Because I was hoping to take it easy on the run, I had full intentions of going hard on the bike. Within 5 minutes I was back into 5th place, and by the 10-minute mark of the bike, I was now in first place. I did not look back or let up because I didn’t know how fast those behind could run. I was able to normalize 299 watts, which is in the range of what I was expecting. I was very pleased to finish the bike over 2.5 minutes quicker than last year! This is due to a variety of reasons. Firstly, I’m in better shape than I was last year. Second, last year I did a 140kms on the bike the day before Ingonish Tri and this year I was rested. Thirdly, my new Flo Disc/Flo 90 wheel set and Scott Split Aero Helmet allowed me to cut through the wind more efficiently.
T2 was uneventful, and coincidentally the exact same time as last year. I got off the bike and exited T2 in 1st place.
Run: 19:21 (5k)
The first thing I did when I got onto the run course was look at my watch so that I could calculate how much of a lead I had on 2nd place. After 75 seconds, there is a right turn that directs runners away from the bike course. At that point, I couldn’t see the guy in second place, which meant I had a very comfortable lead (~2.5 minutes). I did not want to take it too easy because for all knew there was somebody behind me that could run a 17-minute 5k off the bike. So I decided I'd settle into a 4 min/km pace and keep a close eye on the competition behind me. I didn’t see the guy in second until I had about 2k left, and he was about 3 minutes back, so I knew if I kept going the a same pace, that he likely wasn’t going to catch me. I finished strong and didn’t push too hard on the last 2k (which is easier said than done because it is straight down hill).

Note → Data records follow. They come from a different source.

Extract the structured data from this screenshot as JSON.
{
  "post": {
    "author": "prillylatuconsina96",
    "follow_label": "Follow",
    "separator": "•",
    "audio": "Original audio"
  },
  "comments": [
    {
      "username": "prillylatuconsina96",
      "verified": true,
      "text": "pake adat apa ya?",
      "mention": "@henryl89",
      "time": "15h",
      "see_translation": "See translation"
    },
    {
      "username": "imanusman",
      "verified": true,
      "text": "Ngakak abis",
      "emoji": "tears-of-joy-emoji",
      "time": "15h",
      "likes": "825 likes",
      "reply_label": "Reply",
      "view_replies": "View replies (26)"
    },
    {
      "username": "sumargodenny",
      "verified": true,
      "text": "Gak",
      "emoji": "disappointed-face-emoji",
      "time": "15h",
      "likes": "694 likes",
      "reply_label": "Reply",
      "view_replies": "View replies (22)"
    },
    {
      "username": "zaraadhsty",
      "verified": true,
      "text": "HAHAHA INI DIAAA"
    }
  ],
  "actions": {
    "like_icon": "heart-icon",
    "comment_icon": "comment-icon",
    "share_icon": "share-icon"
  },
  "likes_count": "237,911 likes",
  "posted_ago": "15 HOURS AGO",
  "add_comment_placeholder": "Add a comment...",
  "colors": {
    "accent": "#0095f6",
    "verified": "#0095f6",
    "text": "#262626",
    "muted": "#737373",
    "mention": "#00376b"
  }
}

My hamstring didn’t start to bother me until the last km, which was great! I finished the race feeling very content with my decision to do the sprint distance. I likely wouldn’t have had the willpower to switch to the sprint if it wasn’t for my coach – thanks Jesse!
Total time: 1:10:21 (1st)